Anyone who is running a solid mentoring program understands that training mentors is a vital part of what we do. It is during the training process that mentors come to understand program goals, research-based mentoring skills and strategies for effectively working with protégés. Programs looking to become more critical need to include training components on race, class, gender and sexuality in their training modules. Programs working with Black males need to include training modules that help mentors to address the unique needs of Black males, programs working with LGBTQ youth should do the same and so on. Programs who do not discuss issues of race, class, gender and sexuality risk setting up mentors for failure and alienating the youth they aim to support. Mentoring training must help mentors be culturally relevant so that they can use the protégé’s “culture as a vehicle for learning”. Whereas many mentoring programs are set-up to inculcate white and middle-class values, those looking to be critical must understand, appreciate and respect the values their protégés bring to the mentoring relationship as well as learn to aid the protégé in maintaining those values.

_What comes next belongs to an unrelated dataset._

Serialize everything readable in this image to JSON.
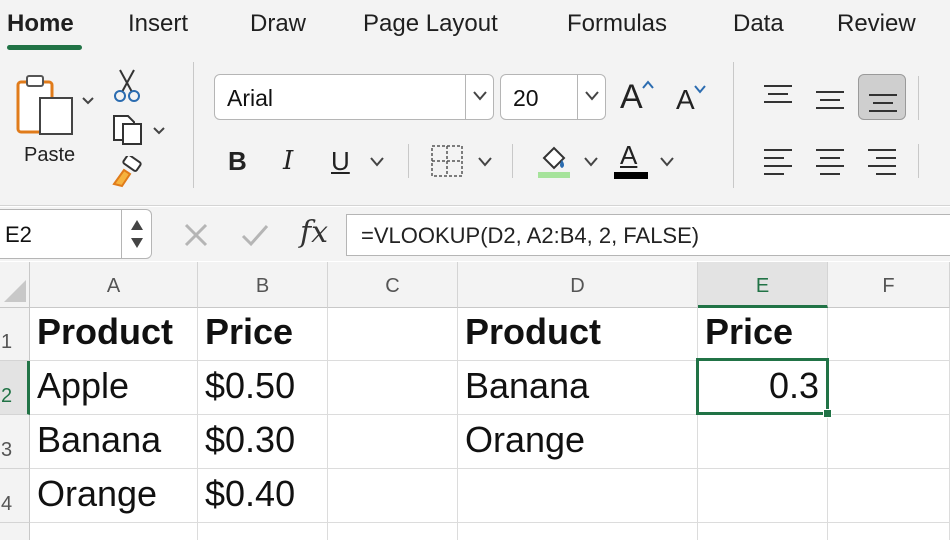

Only then, will the mentor be able to help them navigate other worlds. To discount the “cultural DNA” youth of color have and force them to choose alternate and often oppressive ways of being harms them, renders the mentoring relationship useless and undermines the work the program may be trying to do. A significant amount of cultural relevance work can be found in education research and easily translates to the world of mentoring. Educational experts like Geneva Gay, Gloria Ladson-Billings, Donna Ford, Bettina Love, and Chris Emdin have provided pathways to help us understand how to do real and critical work in communities of color.
If mentoring programs want to continue doing work and receiving funding to do work in minoritized and marginalized communities, they must begin to make their work more critical, must make the basis of their work true and transformational, for the sake of your youth.
Torie Weiston-Serdan, Ph.D. is a veteran educator and founder of The Youth Mentoring Action Network, a youth mentoring organization. She specializes in training mentors to work with Black, Latino and LGBTQ youth populations and can be contacted at criticalperspective.org.
 Weiston-Serdan, T. (2015, June 20). Critical mentoring: A definition and agenda [Web log post]. Retrieved October 26, 2015, from wordpress.com/post/62521172/221/
 Fetterman, D., & Wandersman, A. (2007). Empowerment Evaluation: Yesterday, Today, and Tomorrow. American Journal of Evaluation, 28(2), 179-198.
 Fields-White, M. (2011, January 15). Black volunteerism increased in 2009. Retrieved October 26, 2015, from http://www.theroot.com/articles/culture/2011/01/black_volunteerism_increased_in_2009.html
 Ladson‐Billings, G. (1995). But that’s just good teaching! The case for culturally relevant pedagogy. Theory Into Practice, 34(3), 159-165.